In the listing below, every line with the word "Dysk" needs to be copied.

[Source data — start]

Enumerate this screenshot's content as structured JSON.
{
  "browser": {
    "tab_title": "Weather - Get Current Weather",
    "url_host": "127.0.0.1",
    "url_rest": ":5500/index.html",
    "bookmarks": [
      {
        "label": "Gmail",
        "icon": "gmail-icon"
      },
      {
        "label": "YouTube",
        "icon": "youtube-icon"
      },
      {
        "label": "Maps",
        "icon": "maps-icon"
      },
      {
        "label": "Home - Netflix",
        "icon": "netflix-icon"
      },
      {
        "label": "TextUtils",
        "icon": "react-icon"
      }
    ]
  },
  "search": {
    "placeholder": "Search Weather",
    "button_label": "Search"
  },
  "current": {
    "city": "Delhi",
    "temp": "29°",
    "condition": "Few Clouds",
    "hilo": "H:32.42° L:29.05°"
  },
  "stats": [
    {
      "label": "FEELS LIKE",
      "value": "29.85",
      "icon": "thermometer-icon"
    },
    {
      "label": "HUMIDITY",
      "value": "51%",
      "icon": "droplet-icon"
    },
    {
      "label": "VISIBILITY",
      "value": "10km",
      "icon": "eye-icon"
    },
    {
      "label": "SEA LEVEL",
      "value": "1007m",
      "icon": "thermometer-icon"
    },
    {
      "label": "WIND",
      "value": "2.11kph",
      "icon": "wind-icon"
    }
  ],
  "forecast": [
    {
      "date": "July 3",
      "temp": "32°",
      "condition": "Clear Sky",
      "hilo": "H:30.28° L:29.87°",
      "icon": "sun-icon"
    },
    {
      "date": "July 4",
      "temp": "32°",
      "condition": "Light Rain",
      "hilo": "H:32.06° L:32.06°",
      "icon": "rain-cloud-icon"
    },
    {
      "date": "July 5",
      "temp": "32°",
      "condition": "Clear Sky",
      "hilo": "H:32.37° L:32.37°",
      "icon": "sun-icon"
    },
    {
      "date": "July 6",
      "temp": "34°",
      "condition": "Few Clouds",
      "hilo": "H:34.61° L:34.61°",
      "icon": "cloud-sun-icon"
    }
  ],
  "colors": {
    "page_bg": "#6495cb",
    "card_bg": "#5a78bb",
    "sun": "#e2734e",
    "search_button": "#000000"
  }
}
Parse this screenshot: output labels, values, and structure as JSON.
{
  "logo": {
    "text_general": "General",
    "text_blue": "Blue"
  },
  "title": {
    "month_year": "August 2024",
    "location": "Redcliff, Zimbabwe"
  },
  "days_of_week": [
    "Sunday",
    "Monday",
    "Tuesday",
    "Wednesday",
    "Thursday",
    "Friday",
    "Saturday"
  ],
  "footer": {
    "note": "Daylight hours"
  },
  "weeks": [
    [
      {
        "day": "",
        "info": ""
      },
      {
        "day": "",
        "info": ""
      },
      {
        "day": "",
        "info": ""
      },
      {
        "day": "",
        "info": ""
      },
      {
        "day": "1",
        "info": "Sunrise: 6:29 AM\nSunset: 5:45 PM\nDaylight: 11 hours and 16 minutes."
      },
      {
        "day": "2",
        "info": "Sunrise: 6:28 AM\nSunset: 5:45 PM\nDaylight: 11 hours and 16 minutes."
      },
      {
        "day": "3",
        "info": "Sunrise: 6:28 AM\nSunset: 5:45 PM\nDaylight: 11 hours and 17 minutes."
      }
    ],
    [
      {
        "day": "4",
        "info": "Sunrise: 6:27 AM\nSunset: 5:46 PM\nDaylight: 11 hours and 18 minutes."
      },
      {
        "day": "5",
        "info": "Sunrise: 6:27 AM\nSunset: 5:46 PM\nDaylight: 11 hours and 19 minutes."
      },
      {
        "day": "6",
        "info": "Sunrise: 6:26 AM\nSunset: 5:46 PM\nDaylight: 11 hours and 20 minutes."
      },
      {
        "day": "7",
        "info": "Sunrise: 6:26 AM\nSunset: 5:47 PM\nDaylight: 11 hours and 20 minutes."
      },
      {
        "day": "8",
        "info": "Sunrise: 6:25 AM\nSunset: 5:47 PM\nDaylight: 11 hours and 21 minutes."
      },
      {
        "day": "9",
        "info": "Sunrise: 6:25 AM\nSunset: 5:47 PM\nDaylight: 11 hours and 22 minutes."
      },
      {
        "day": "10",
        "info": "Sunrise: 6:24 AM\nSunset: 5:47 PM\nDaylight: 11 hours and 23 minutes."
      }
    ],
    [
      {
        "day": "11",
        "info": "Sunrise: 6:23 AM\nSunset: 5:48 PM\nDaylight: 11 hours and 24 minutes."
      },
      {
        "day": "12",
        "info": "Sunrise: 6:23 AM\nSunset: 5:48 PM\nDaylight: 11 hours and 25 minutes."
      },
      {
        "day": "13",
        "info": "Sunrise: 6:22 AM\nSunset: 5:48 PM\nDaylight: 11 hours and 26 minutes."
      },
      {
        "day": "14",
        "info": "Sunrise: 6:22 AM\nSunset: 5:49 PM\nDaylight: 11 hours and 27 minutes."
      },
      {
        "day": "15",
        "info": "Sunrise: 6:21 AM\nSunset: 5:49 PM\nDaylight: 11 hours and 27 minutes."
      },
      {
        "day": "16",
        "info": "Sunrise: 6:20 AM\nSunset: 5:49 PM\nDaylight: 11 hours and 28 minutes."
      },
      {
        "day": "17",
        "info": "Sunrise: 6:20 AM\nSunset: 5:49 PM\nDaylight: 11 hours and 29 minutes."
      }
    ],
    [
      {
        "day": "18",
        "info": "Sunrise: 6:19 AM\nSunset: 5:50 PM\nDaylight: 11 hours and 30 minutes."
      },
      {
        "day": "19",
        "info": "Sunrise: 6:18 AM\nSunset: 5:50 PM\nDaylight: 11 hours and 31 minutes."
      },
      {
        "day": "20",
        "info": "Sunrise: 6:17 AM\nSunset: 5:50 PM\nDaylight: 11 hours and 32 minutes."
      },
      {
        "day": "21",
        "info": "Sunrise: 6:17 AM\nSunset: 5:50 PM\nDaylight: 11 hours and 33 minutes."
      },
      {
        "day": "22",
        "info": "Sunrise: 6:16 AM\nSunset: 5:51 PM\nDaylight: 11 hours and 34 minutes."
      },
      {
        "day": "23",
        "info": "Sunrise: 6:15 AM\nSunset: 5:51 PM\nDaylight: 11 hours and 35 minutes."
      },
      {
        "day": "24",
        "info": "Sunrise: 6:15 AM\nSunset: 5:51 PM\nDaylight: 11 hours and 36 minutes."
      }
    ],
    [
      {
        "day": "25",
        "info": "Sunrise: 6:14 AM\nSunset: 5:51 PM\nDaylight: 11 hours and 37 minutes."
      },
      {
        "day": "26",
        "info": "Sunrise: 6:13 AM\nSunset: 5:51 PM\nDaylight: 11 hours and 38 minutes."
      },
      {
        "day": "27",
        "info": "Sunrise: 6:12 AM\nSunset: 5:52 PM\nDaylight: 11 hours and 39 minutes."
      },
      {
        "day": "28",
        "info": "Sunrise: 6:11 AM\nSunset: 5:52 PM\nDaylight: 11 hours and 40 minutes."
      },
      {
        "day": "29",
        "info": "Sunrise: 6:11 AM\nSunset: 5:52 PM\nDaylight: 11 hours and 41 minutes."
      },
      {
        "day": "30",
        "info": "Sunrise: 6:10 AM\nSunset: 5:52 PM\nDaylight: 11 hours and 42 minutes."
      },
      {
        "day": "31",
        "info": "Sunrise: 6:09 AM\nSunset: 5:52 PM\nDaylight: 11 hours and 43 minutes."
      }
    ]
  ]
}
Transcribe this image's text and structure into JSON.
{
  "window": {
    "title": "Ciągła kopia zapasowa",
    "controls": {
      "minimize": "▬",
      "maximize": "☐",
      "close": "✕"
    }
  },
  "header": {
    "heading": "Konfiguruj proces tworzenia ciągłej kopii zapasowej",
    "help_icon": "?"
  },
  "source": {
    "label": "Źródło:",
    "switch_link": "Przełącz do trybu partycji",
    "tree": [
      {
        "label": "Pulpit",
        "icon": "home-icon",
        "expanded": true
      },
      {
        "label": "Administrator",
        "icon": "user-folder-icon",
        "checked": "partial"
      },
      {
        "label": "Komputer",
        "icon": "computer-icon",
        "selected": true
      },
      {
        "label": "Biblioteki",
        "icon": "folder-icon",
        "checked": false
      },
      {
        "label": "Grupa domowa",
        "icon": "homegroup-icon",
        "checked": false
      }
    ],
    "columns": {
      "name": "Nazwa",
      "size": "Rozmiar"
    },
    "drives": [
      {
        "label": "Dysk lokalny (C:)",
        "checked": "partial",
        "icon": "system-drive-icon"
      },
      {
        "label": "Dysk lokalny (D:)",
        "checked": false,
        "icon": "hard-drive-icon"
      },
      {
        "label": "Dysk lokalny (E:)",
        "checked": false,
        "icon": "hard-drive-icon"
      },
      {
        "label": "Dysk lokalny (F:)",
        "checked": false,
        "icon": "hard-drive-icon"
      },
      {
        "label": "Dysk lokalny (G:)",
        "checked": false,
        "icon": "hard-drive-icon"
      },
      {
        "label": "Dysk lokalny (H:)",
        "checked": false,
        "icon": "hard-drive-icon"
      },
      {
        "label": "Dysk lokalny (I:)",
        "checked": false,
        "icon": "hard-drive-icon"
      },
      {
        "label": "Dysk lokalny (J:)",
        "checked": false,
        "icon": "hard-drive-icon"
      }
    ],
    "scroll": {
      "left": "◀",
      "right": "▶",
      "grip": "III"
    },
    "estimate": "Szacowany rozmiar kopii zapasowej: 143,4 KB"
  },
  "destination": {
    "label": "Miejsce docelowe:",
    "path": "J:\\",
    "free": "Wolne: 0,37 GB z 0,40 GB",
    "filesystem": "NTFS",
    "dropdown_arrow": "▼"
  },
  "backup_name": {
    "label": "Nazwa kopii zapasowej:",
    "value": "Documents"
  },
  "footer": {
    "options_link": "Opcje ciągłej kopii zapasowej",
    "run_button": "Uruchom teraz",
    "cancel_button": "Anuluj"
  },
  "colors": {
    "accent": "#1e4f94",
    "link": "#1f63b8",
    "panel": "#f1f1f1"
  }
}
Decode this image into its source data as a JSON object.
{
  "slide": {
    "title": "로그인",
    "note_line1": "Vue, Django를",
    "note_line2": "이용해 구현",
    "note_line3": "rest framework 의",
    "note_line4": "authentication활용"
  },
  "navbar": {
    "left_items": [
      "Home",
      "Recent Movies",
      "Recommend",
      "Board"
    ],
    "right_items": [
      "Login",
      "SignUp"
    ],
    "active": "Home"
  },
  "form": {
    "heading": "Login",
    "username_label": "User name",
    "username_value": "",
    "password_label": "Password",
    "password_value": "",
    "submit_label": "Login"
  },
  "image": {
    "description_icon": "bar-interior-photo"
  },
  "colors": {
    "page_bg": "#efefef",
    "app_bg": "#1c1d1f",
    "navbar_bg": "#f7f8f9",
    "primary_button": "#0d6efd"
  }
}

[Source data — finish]

**Task solution:**
        "label": "Dysk lokalny (C:)",
        "label": "Dysk lokalny (D:)",
        "label": "Dysk lokalny (E:)",
        "label": "Dysk lokalny (F:)",
        "label": "Dysk lokalny (G:)",
        "label": "Dysk lokalny (H:)",
        "label": "Dysk lokalny (I:)",
        "label": "Dysk lokalny (J:)",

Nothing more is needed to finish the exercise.